• [WHAT THE TASK ASKS]: Filter the entries for the string "International". Copy each line that has it.

• [PROVIDED DATA]:
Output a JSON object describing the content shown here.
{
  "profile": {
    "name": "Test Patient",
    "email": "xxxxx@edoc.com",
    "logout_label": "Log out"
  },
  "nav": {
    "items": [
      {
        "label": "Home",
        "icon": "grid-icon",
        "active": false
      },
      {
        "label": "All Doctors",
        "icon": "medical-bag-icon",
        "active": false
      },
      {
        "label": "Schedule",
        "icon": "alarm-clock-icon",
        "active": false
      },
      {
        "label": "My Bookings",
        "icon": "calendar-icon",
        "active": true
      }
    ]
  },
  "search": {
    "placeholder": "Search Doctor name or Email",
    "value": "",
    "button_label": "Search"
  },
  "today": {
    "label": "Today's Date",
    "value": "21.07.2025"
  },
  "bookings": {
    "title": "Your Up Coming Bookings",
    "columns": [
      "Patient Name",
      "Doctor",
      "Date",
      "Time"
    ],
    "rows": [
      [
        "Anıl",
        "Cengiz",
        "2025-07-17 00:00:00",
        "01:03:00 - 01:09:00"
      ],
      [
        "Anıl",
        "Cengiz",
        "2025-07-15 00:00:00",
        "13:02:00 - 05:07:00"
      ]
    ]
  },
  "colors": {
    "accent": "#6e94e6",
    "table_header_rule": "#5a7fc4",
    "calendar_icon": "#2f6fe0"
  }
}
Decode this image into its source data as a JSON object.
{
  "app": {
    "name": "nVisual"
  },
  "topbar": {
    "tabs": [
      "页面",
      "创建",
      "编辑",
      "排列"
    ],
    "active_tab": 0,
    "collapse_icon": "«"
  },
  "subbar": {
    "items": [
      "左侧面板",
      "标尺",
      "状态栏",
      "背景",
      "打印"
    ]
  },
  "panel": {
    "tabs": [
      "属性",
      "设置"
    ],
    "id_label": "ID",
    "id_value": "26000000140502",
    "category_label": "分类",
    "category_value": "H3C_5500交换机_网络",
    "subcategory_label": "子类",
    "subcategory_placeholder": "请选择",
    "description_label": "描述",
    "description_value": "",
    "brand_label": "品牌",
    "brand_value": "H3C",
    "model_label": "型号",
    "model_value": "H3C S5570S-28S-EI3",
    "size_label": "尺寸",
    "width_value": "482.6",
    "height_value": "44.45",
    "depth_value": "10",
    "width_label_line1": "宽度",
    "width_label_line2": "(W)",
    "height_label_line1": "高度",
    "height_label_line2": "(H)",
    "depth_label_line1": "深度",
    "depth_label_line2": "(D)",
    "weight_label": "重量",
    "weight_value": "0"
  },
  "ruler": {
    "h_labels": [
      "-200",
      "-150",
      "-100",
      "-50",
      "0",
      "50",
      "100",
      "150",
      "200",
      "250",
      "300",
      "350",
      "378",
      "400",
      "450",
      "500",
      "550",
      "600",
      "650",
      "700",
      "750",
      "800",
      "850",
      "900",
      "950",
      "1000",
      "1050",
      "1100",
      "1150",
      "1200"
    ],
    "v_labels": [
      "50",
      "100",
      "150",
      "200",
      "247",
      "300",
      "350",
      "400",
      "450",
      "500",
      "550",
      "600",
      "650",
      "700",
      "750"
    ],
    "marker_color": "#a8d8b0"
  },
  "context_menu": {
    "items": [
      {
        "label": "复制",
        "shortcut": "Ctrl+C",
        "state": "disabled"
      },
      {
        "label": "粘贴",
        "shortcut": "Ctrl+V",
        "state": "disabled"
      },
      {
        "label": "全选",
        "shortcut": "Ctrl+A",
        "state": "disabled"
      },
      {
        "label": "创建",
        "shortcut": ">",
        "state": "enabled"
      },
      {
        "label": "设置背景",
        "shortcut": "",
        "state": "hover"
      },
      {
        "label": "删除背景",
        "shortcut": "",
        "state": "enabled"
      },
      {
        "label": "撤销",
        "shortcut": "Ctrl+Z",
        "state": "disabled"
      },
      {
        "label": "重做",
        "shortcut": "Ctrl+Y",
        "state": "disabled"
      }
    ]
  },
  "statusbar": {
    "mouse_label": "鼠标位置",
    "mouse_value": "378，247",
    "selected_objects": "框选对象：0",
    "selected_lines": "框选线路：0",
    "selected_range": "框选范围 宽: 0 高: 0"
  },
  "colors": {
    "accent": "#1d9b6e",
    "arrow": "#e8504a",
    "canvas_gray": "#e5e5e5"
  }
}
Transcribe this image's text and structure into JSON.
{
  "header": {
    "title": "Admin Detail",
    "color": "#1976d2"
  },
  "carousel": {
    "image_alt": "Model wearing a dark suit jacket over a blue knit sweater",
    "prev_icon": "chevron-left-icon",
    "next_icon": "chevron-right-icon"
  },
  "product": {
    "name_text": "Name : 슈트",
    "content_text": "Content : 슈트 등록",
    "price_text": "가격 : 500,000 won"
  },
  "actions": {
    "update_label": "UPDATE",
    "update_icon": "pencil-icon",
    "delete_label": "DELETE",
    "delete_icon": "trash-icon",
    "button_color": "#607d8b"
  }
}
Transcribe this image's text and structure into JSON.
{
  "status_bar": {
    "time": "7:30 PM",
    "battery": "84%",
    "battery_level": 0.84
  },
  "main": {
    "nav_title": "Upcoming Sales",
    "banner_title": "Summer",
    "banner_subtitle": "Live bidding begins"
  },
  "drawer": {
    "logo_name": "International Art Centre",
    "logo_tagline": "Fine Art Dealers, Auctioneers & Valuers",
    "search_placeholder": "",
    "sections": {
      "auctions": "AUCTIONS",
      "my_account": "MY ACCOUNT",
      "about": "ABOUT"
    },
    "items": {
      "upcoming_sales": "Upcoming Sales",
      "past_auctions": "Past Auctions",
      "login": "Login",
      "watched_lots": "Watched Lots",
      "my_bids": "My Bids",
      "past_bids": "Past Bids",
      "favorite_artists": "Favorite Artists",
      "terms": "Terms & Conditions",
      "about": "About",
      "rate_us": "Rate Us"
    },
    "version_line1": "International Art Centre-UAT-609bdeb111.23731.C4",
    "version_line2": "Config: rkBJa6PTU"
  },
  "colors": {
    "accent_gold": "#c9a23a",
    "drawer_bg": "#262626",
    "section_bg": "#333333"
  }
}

• [YOUR SOLUTION]:
    "logo_name": "International Art Centre",
    "version_line1": "International Art Centre-UAT-609bdeb111.23731.C4",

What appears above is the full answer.